Speaking on this subject, we should look a little into history. The social role of women in the Middle East was to give birth to children, wash, clean, cook and serve. But suddenly in the Gospel we read that Mary of Bethany, Martha’s sister, sat at Christ’s feet and listened. Why is this moment so important? We remember that the Apostle Paul sat at Gamaliel’s feet. He was not just one of his disciples—he could sit at the feet of this well-respected teacher of the Law, he was his closest disciple. And the Lord Jesus Christ allowed Mary not just to stand at the door and listen, but allowed her to sit next to Him, at His feet. This shows that there is no difference in the spiritual sense between a man and a woman. There is a difference in social roles, talents and opportunities. Above all the angels, the saints, the righteous and the apostles we honor the Most Holy Theotokos. Therefore, it is wrong to take a quote from the Holy Scriptures out of context and say: “It follows from these words that she should be in a subordinate position and do exclusively household chores without receiving education or developing her skills at work.” This is manipulation.
There is also such a moment: It is known that insecure men are afraid of strong women. A woman who is well-educated, successful, self-confident and who has a high-paying job causes fear in such men. She cannot be manipulated—she is an independent person. Such a man cannot say outright: “I’m infantile, a big boy who just wants you to obey me.” He looks (sometimes consciously and sometimes unconsciously) for some pseudo-pious excuses in order to achieve his goal. From here manipulations begin: “You must!” and so on. I see the situation this way.
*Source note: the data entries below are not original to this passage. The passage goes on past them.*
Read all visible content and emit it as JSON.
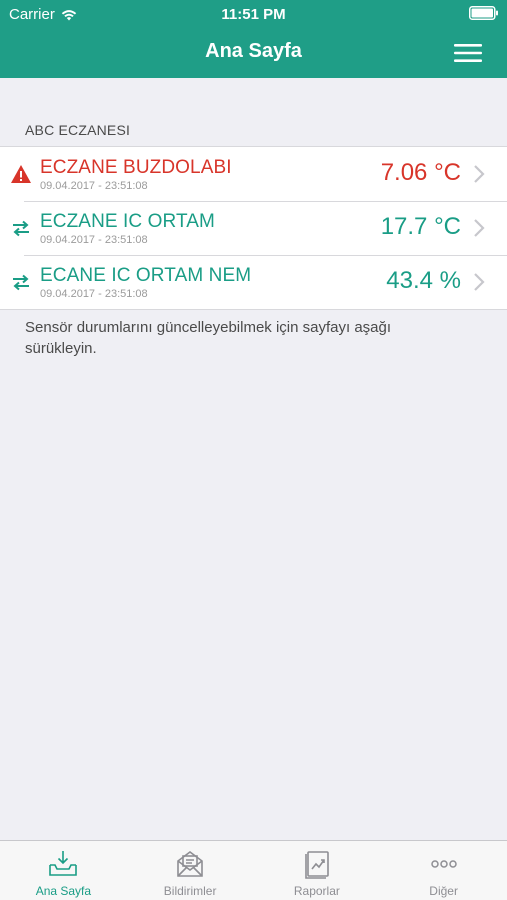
{
  "status": {
    "carrier": "Carrier",
    "time": "11:51 PM"
  },
  "nav": {
    "title": "Ana Sayfa"
  },
  "section": {
    "header": "ABC ECZANESI"
  },
  "sensors": [
    {
      "name": "ECZANE BUZDOLABI",
      "date": "09.04.2017 - 23:51:08",
      "value": "7.06 °C",
      "status": "alert",
      "icon": "warning-icon"
    },
    {
      "name": "ECZANE IC ORTAM",
      "date": "09.04.2017 - 23:51:08",
      "value": "17.7 °C",
      "status": "ok",
      "icon": "transfer-icon"
    },
    {
      "name": "ECANE IC ORTAM NEM",
      "date": "09.04.2017 - 23:51:08",
      "value": "43.4 %",
      "status": "ok",
      "icon": "transfer-icon"
    }
  ],
  "hint": "Sensör durumlarını güncelleyebilmek için sayfayı aşağı sürükleyin.",
  "tabs": [
    {
      "label": "Ana Sayfa",
      "icon": "inbox-download-icon",
      "active": true
    },
    {
      "label": "Bildirimler",
      "icon": "envelope-icon",
      "active": false
    },
    {
      "label": "Raporlar",
      "icon": "report-chart-icon",
      "active": false
    },
    {
      "label": "Diğer",
      "icon": "more-dots-icon",
      "active": false
    }
  ],
  "colors": {
    "accent": "#1f9e87",
    "alert": "#d8352a"
  }
}
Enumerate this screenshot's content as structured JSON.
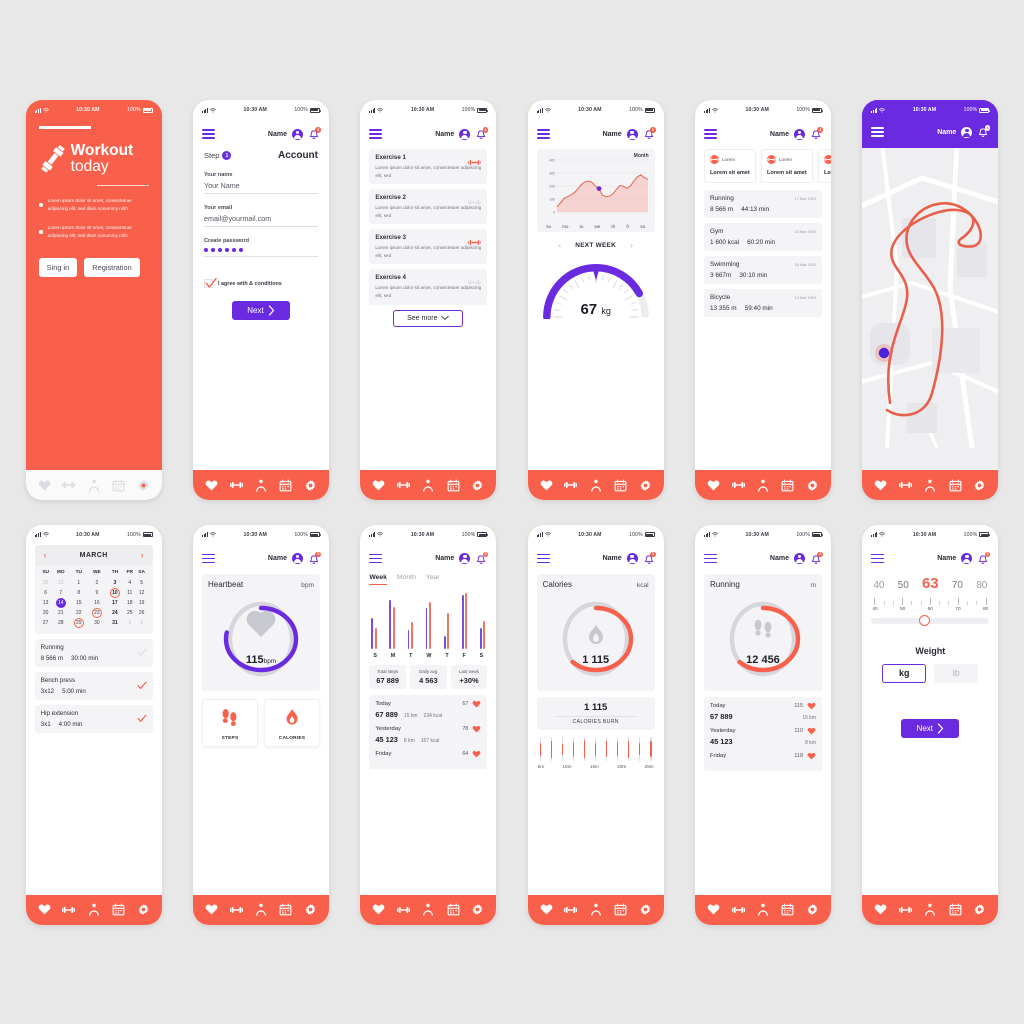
{
  "theme": {
    "red": "#f9604b",
    "purple": "#6a2ae0",
    "bar_purple": "#7b4ce0",
    "bar_red": "#ea7a68",
    "grey_track": "#cfcfd6"
  },
  "statusbar": {
    "time": "10:30 AM",
    "battery": "100%"
  },
  "nav": {
    "items": [
      "heart-icon",
      "dumbbell-icon",
      "person-icon",
      "calendar-icon",
      "gear-icon"
    ]
  },
  "header": {
    "name": "Name",
    "badge": "3"
  },
  "screens": {
    "onboarding": {
      "title_bold": "Workout",
      "title_light": "today",
      "bullets": [
        "Lorem ipsum dolor sit amet, consectetuer adipiscing elit, sed diam nonummy nibh",
        "Lorem ipsum dolor sit amet, consectetuer adipiscing elit, sed diam nonummy nibh"
      ],
      "signin": "Sing in",
      "registration": "Registration"
    },
    "account": {
      "step_label": "Step",
      "step_number": "1",
      "title": "Account",
      "fields": [
        {
          "label": "Your name",
          "value": "Your Name"
        },
        {
          "label": "Your email",
          "value": "email@yourmail.com"
        },
        {
          "label": "Create password",
          "value": "••••••"
        }
      ],
      "agree": "I agree with & conditions",
      "next": "Next"
    },
    "exercises": {
      "items": [
        {
          "title": "Exercise 1",
          "desc": "Lorem ipsum dolor sit amet, consectetuer adipiscing elit, sed",
          "active": true
        },
        {
          "title": "Exercise 2",
          "desc": "Lorem ipsum dolor sit amet, consectetuer adipiscing elit, sed",
          "active": false
        },
        {
          "title": "Exercise 3",
          "desc": "Lorem ipsum dolor sit amet, consectetuer adipiscing elit, sed",
          "active": true
        },
        {
          "title": "Exercise 4",
          "desc": "Lorem ipsum dolor sit amet, consectetuer adipiscing elit, sed",
          "active": false
        }
      ],
      "see_more": "See more"
    },
    "progress": {
      "period": "Month",
      "next_week": "NEXT WEEK",
      "weight_value": "67",
      "weight_unit": "kg"
    },
    "activity": {
      "cards": [
        {
          "tag": "Lorem",
          "body": "Lorem sit amet"
        },
        {
          "tag": "Lorem",
          "body": "Lorem sit amet"
        },
        {
          "tag": "Lorem",
          "body": "Lorem sit amet"
        }
      ],
      "rows": [
        {
          "name": "Running",
          "date": "17 Mar 2019",
          "a": "8 566 m",
          "b": "44:13 min"
        },
        {
          "name": "Gym",
          "date": "16 Mar 2019",
          "a": "1 600 kcal",
          "b": "60:20 min"
        },
        {
          "name": "Swimming",
          "date": "15 Mar 2019",
          "a": "3 667m",
          "b": "30:10 min"
        },
        {
          "name": "Bicycle",
          "date": "14 Mar 2019",
          "a": "13 355 m",
          "b": "59:40 min"
        }
      ]
    },
    "calendar": {
      "month": "MARCH",
      "dow": [
        "SU",
        "MO",
        "TU",
        "WE",
        "TH",
        "FR",
        "SA"
      ],
      "workouts": [
        {
          "name": "Running",
          "a": "8 566 m",
          "b": "30:00 min",
          "done": false
        },
        {
          "name": "Bench press",
          "a": "3x12",
          "b": "5:00 min",
          "done": true
        },
        {
          "name": "Hip extension",
          "a": "3x1",
          "b": "4:00 min",
          "done": true
        }
      ]
    },
    "heartbeat": {
      "title": "Heartbeat",
      "unit": "bpm",
      "value": "115",
      "cards": [
        {
          "label": "STEPS",
          "icon": "footprints-icon"
        },
        {
          "label": "CALORIES",
          "icon": "flame-icon"
        }
      ]
    },
    "steps": {
      "tabs": [
        {
          "label": "Week",
          "active": true
        },
        {
          "label": "Month",
          "active": false
        },
        {
          "label": "Year",
          "active": false
        }
      ],
      "stats": [
        {
          "label": "Total steps",
          "value": "67 889"
        },
        {
          "label": "Daily avg",
          "value": "4 563"
        },
        {
          "label": "Last week",
          "value": "+30%"
        }
      ],
      "days": [
        {
          "day": "Today",
          "bpm": "67",
          "steps": "67 889",
          "dist": "15 km",
          "kcal": "234 kcal"
        },
        {
          "day": "Yesterday",
          "bpm": "78",
          "steps": "45 123",
          "dist": "8 km",
          "kcal": "167 kcal"
        },
        {
          "day": "Friday",
          "bpm": "64",
          "steps": "",
          "dist": "",
          "kcal": ""
        }
      ]
    },
    "calories": {
      "title": "Calories",
      "unit": "kcal",
      "value": "1 115",
      "burn_value": "1 115",
      "burn_label": "CALORIES BURN",
      "time_labels": [
        "5m",
        "10m",
        "15m",
        "20m",
        "25m"
      ]
    },
    "running": {
      "title": "Running",
      "unit": "m",
      "value": "12 456",
      "days": [
        {
          "day": "Today",
          "bpm": "115",
          "steps": "67 889",
          "dist": "15 km"
        },
        {
          "day": "Yesterday",
          "bpm": "110",
          "steps": "45 123",
          "dist": "8 km"
        },
        {
          "day": "Friday",
          "bpm": "118",
          "steps": "",
          "dist": ""
        }
      ]
    },
    "weight": {
      "scale": [
        "40",
        "50",
        "63",
        "70",
        "80"
      ],
      "current_index": 2,
      "tick_labels": [
        "40",
        "50",
        "60",
        "70",
        "80"
      ],
      "label": "Weight",
      "units": [
        {
          "label": "kg",
          "selected": true
        },
        {
          "label": "lb",
          "selected": false
        }
      ],
      "next": "Next"
    }
  },
  "chart_data": [
    {
      "type": "area",
      "title": "Month",
      "xlabel": "",
      "ylabel": "",
      "categories": [
        "su",
        "mo",
        "tu",
        "we",
        "th",
        "fr",
        "sa"
      ],
      "ylim": [
        0,
        400
      ],
      "yticks": [
        0,
        100,
        200,
        300,
        400
      ],
      "grid": true,
      "x": [
        0,
        4,
        8,
        12,
        16,
        20,
        24,
        28,
        32,
        36,
        40,
        44,
        48,
        52,
        56,
        60,
        64,
        68,
        72,
        76,
        80,
        84,
        88,
        92,
        96,
        100
      ],
      "values": [
        40,
        70,
        105,
        118,
        132,
        150,
        178,
        212,
        232,
        238,
        228,
        200,
        178,
        130,
        118,
        122,
        140,
        175,
        205,
        198,
        182,
        200,
        240,
        272,
        285,
        262,
        252
      ],
      "marker": {
        "x": "we",
        "y": 180,
        "color": "#6a2ae0"
      }
    },
    {
      "type": "bar",
      "title": "Week steps",
      "categories": [
        "S",
        "M",
        "T",
        "W",
        "T",
        "F",
        "S"
      ],
      "series": [
        {
          "name": "purple",
          "values": [
            33,
            52,
            20,
            43,
            13,
            57,
            22
          ]
        },
        {
          "name": "red",
          "values": [
            22,
            44,
            28,
            50,
            38,
            60,
            30
          ]
        }
      ],
      "ylim": [
        0,
        60
      ],
      "grid": false
    },
    {
      "type": "bar",
      "title": "Calories time bars",
      "categories": [
        "5m",
        "10m",
        "15m",
        "20m",
        "25m"
      ],
      "values": [
        55,
        70,
        48,
        62,
        75,
        52,
        68,
        58,
        72,
        50,
        65
      ],
      "ylim": [
        0,
        100
      ],
      "grid": false
    },
    {
      "type": "gauge",
      "title": "Weight gauge",
      "value": 67,
      "unit": "kg",
      "min": 0,
      "max": 100,
      "arc_percent": 42
    },
    {
      "type": "gauge",
      "title": "Heartbeat",
      "value": 115,
      "unit": "bpm",
      "arc_percent": 78
    },
    {
      "type": "gauge",
      "title": "Calories",
      "value": 1115,
      "unit": "kcal",
      "arc_percent": 62
    },
    {
      "type": "gauge",
      "title": "Running",
      "value": 12456,
      "unit": "m",
      "arc_percent": 62
    }
  ]
}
But if there is real love, then the opposite happens: The husband is only glad that his beloved woman realizes her talents, that she derives joy from life, that she is engaged in an interesting business that helps her develop and grow.
—Thank you very much for the talk! In conclusion, can you share some personal technique that helps you in family life?
—Five years ago, chess appeared in our kitchen. A small chessboard with magnetic pieces, which traveled with us on all pilgrimage trips and vacations. My Anechka and I play chess when we sit down for tea: we set out the chess pieces and start... At first, my wife often lost because she had never played before, while I have been playing since childhood. But then she gained experience and began to win. Now we can say that we play on an equal footing.
There can be tense situations in family relationships. Then one of us silently sets out the chess pieces and makes the first move. I may be the first to move my knight, and my wife, after looking with an offended gaze for a minute or two, makes her return move. The game goes on, and all disagreements are slowly forgotten. We have stakes—for example, the winner chooses a movie to watch together. For our family, this is a very successful and good discovery, which sometimes helps us overcome tense moments and allows us to just spend time together, distracting us from everyday affairs.